▶ _INSTRUCTIONS TO FOLLOW_: Copy the entire listing, down to the final line, exactly.

▶ _RECORDS TO PROCESS_:
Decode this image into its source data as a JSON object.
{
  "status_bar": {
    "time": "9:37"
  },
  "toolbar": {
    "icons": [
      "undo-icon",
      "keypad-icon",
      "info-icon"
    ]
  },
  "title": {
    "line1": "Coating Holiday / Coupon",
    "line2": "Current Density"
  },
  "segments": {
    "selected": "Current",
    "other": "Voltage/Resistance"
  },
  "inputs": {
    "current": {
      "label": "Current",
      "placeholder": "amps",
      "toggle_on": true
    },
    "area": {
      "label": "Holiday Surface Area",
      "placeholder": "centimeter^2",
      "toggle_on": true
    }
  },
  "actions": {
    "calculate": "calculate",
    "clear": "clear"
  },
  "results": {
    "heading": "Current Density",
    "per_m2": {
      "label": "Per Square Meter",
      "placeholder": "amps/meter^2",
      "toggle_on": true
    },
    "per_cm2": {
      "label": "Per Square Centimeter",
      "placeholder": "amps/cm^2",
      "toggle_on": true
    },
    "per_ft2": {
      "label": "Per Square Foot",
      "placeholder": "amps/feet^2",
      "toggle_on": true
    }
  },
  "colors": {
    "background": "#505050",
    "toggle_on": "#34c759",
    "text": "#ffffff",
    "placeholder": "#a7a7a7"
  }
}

▶ _ANSWER BOX_:
Decode this image into its source data as a JSON object.
{
  "status_bar": {
    "time": "9:37"
  },
  "toolbar": {
    "icons": [
      "undo-icon",
      "keypad-icon",
      "info-icon"
    ]
  },
  "title": {
    "line1": "Coating Holiday / Coupon",
    "line2": "Current Density"
  },
  "segments": {
    "selected": "Current",
    "other": "Voltage/Resistance"
  },
  "inputs": {
    "current": {
      "label": "Current",
      "placeholder": "amps",
      "toggle_on": true
    },
    "area": {
      "label": "Holiday Surface Area",
      "placeholder": "centimeter^2",
      "toggle_on": true
    }
  },
  "actions": {
    "calculate": "calculate",
    "clear": "clear"
  },
  "results": {
    "heading": "Current Density",
    "per_m2": {
      "label": "Per Square Meter",
      "placeholder": "amps/meter^2",
      "toggle_on": true
    },
    "per_cm2": {
      "label": "Per Square Centimeter",
      "placeholder": "amps/cm^2",
      "toggle_on": true
    },
    "per_ft2": {
      "label": "Per Square Foot",
      "placeholder": "amps/feet^2",
      "toggle_on": true
    }
  },
  "colors": {
    "background": "#505050",
    "toggle_on": "#34c759",
    "text": "#ffffff",
    "placeholder": "#a7a7a7"
  }
}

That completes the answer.